“Why couldn’t I have been named Cynthia Jane?” she asks me. “That was Grandma’s name and no-one in the family used it. That schoolteacher named me after herself. She sent Mommy a gift with a note attached that said, “For baby Theodosia, and Mommy did what the teacher said.”
She’s tried to get rid of it by shortening it. Theo was her first choice but that sounded mannish, and her sisters said Dossie sounded like a douche. She had five sisters.
All with better names.
She’s sitting on a swing in her side yard. She wears a housedress, size 3x, both winter and summer as she never gets cold. In fact, even though the dress is one of her thinner ones, she’s perspiring. She perspires heavily when she gets worked up. She has a sheen across her upper lip, even in the shade. Or it could be where she’s just shaved. In addition to her unfortunate name, Theodosia is a hirsute woman. She uses a straight edge, then pats it down with Vaseline. That way she doesn’t get bumps.
“People named their kids anything then.” The swing creaks and she gets up, finding a place in a chair. She’s a heavy woman, and barely fits. The thin fabric of the housedress stretches over her thighs, threatening to bust. “Mommy should have known better, but she always looked up to teachers.”
Theodosia has always hated them. She wouldn’t go to school unless she was made to; she’d stop at the gate. Her sisters fought her, trying to get her to go, but she always got away. Finally, Pop had to walk her to school and allowed the teacher, in front of the class, to switch her.
She made it though 8th grade and quit.

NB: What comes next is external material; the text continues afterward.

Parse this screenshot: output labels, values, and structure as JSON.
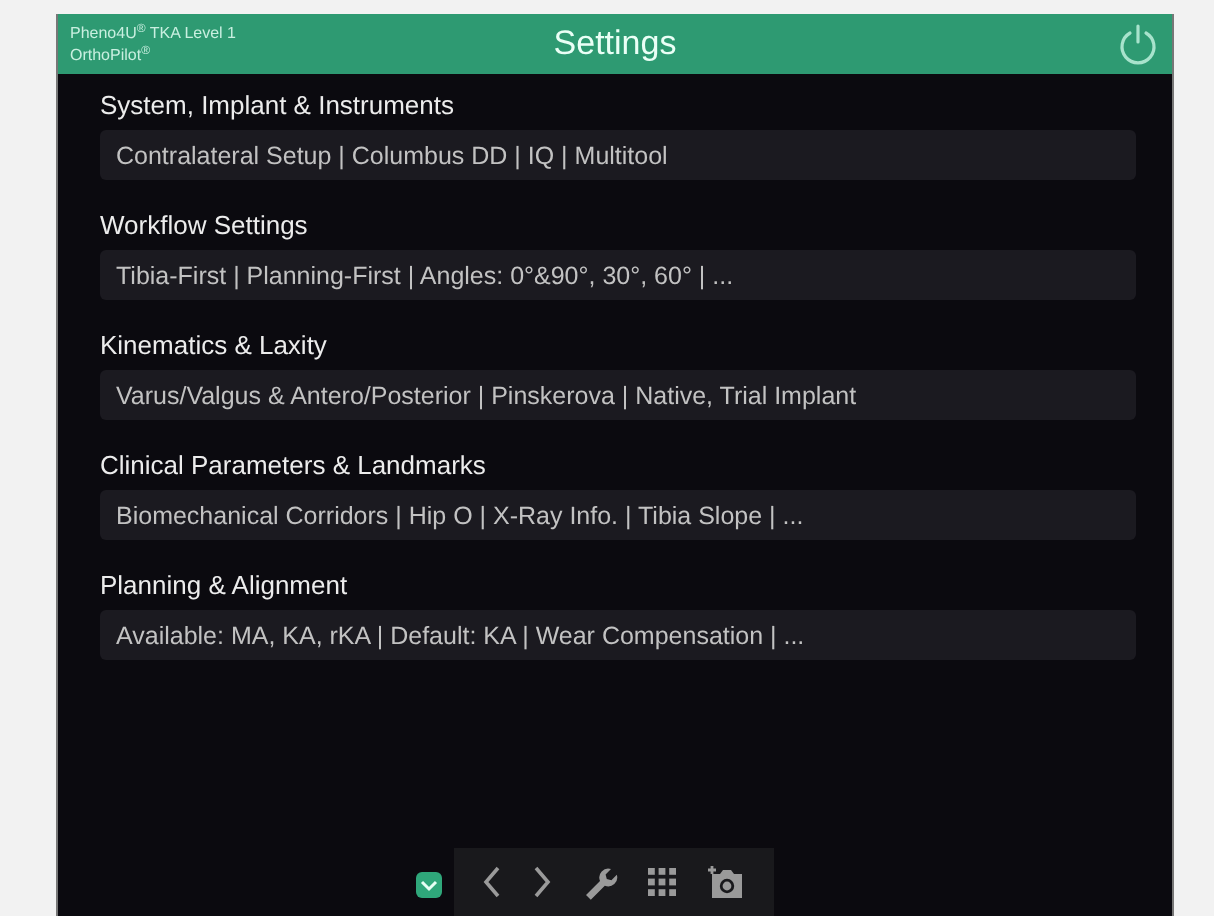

Then, she married Butler and now only comes out to sit in her yard. She said it was his business to earn the living.
She’s never learned to brave it out.
And I don’t have the heart to tell her what really happened.
It was a comma. Her mother, worn out with childbirth, overlooked the punctuation.
The card read, “For baby, Theodosia.”
It was simple card with a knitted layout by an old maid schoolteacher.
No strings attached.
Excerpt from That’s Not Love!” copyright Joan Spilman